● WORK REQUEST
Filter the data for lines with the word "Peak" and copy those lines.

● INPUT

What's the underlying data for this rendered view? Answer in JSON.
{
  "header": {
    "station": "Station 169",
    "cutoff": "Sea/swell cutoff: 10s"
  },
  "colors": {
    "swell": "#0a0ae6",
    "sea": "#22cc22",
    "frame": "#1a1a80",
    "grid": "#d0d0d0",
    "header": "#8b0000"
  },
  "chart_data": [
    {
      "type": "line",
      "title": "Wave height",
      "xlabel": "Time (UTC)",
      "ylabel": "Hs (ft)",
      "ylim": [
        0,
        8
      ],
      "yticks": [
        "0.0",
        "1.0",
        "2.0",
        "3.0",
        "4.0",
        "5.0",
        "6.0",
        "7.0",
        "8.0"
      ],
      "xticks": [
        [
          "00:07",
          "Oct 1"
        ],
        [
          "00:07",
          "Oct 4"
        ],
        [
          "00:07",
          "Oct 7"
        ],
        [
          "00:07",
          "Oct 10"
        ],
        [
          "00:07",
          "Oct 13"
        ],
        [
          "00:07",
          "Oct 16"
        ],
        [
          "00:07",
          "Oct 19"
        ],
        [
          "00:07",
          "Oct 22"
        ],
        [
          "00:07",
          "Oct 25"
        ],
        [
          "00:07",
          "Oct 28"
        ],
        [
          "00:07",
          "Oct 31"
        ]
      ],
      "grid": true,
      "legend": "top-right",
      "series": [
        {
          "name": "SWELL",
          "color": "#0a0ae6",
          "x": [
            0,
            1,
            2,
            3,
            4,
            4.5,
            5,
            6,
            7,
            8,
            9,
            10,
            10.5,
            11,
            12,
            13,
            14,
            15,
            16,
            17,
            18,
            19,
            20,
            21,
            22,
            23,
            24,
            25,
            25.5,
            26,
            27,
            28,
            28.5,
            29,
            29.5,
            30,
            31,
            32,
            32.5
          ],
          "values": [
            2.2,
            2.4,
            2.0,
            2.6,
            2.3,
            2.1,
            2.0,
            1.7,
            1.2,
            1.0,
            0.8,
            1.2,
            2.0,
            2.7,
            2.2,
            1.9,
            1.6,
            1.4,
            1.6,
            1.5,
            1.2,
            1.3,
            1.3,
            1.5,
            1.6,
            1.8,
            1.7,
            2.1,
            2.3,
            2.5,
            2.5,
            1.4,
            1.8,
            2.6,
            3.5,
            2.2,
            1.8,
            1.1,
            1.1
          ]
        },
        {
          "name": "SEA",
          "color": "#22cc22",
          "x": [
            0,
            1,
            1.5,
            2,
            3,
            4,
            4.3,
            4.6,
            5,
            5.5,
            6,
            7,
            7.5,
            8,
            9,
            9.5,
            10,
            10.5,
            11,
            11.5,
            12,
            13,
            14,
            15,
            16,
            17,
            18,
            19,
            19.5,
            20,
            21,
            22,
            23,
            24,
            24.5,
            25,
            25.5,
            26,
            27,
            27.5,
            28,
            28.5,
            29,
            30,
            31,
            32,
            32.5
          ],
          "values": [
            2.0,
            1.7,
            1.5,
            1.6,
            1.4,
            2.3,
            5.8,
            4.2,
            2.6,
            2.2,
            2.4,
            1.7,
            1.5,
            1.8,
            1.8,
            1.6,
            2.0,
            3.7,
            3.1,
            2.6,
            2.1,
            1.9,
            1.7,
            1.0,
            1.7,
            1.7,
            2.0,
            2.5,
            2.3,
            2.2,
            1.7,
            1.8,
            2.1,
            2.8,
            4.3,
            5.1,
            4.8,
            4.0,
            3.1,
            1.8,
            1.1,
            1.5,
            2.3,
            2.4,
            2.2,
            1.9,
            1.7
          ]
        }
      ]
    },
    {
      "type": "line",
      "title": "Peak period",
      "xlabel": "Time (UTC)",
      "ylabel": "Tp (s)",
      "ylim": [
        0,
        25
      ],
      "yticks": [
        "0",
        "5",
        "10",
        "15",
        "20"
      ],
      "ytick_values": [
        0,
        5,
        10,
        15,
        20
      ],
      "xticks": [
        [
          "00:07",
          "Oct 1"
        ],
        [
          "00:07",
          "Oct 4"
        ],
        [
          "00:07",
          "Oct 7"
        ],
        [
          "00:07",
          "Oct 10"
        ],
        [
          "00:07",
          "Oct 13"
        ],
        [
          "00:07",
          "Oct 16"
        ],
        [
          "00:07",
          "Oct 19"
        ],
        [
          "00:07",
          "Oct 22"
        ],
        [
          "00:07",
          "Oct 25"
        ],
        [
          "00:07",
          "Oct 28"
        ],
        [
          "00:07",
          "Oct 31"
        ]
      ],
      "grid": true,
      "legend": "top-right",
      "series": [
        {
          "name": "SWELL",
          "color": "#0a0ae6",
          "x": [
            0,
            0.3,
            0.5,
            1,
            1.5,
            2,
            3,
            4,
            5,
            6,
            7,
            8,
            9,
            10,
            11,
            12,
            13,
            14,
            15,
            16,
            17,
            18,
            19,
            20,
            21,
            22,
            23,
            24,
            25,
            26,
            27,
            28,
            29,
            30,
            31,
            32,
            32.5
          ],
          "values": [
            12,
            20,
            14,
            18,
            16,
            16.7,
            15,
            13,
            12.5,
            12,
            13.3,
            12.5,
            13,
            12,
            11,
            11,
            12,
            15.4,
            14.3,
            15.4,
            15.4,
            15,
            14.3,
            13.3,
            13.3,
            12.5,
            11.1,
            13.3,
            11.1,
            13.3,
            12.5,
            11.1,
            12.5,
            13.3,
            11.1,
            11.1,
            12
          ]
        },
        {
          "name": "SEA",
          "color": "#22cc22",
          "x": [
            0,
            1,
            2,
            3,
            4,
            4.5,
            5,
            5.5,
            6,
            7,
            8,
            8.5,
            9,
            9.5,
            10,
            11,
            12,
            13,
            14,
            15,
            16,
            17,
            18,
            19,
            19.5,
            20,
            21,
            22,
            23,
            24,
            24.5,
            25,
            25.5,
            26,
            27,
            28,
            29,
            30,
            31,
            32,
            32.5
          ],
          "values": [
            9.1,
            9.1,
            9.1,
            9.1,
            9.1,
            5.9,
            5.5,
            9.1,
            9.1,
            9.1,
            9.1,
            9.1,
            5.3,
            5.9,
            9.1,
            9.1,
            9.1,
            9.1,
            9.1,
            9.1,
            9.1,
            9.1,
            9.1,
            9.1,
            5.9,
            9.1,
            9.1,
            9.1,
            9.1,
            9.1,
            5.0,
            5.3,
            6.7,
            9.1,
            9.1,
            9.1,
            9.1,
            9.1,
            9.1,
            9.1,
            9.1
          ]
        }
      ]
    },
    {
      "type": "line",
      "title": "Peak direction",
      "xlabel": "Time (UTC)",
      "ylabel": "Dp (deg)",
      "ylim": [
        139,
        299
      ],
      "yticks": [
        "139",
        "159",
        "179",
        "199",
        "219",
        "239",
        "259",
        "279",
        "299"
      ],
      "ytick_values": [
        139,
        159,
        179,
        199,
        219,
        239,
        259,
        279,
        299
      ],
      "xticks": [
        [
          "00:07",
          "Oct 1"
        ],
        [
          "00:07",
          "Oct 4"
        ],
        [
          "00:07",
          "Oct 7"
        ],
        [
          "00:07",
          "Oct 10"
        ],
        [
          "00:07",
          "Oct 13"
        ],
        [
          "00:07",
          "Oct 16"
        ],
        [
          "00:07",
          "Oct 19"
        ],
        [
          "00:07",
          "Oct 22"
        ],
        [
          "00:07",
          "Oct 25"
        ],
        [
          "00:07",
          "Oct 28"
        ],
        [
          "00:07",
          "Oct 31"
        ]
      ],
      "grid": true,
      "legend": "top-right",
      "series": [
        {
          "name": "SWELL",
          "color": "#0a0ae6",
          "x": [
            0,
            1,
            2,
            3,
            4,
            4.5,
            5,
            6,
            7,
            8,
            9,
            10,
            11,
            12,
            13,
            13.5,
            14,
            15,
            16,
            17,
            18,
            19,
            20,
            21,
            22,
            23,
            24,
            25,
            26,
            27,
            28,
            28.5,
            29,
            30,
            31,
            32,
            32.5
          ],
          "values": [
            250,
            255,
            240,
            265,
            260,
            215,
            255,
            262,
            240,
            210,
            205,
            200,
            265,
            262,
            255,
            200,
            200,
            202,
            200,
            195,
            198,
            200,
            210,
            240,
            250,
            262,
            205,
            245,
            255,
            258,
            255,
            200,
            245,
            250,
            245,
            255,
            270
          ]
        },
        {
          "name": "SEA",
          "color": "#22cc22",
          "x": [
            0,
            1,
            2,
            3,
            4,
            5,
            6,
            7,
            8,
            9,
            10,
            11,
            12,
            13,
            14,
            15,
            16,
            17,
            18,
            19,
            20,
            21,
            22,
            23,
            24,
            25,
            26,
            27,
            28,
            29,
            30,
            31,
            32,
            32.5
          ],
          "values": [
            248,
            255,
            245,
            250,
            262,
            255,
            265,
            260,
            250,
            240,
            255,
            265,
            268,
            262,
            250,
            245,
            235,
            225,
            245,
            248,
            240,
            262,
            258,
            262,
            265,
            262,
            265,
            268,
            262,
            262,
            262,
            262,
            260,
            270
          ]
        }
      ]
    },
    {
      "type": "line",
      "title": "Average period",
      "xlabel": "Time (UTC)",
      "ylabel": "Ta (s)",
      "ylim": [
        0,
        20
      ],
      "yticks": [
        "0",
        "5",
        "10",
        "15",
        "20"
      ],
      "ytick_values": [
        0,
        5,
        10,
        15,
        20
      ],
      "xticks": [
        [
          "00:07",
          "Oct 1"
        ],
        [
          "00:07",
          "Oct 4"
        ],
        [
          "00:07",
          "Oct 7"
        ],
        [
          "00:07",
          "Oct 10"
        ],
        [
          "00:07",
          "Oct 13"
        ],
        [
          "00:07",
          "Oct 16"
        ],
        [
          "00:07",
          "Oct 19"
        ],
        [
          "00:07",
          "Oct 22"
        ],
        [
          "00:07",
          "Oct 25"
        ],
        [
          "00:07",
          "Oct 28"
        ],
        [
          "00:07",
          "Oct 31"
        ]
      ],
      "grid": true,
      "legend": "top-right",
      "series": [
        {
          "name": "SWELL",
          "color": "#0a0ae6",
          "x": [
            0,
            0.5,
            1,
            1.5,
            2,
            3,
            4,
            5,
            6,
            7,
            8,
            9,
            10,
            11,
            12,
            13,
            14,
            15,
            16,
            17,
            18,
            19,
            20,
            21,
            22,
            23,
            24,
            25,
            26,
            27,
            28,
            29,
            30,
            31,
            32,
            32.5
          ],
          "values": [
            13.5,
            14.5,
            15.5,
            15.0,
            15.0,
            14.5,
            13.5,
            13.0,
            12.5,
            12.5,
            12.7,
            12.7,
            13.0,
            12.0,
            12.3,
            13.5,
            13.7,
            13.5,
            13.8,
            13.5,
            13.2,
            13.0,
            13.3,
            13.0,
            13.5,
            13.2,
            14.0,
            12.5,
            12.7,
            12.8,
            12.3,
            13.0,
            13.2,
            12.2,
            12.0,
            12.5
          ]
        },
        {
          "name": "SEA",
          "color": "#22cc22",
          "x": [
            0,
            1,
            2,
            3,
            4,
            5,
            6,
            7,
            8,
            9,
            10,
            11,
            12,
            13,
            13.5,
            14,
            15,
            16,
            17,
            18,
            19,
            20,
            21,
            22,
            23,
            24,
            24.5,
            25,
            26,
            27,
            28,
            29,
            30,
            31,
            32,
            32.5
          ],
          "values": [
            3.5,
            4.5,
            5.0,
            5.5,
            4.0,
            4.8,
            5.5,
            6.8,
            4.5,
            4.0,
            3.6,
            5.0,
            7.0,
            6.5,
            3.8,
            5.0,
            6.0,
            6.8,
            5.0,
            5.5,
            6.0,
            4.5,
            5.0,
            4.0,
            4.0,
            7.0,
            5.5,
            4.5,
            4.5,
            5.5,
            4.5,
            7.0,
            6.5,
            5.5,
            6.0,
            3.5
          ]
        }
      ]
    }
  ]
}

● RESPONSE AREA
      "title": "Peak period",
      "title": "Peak direction",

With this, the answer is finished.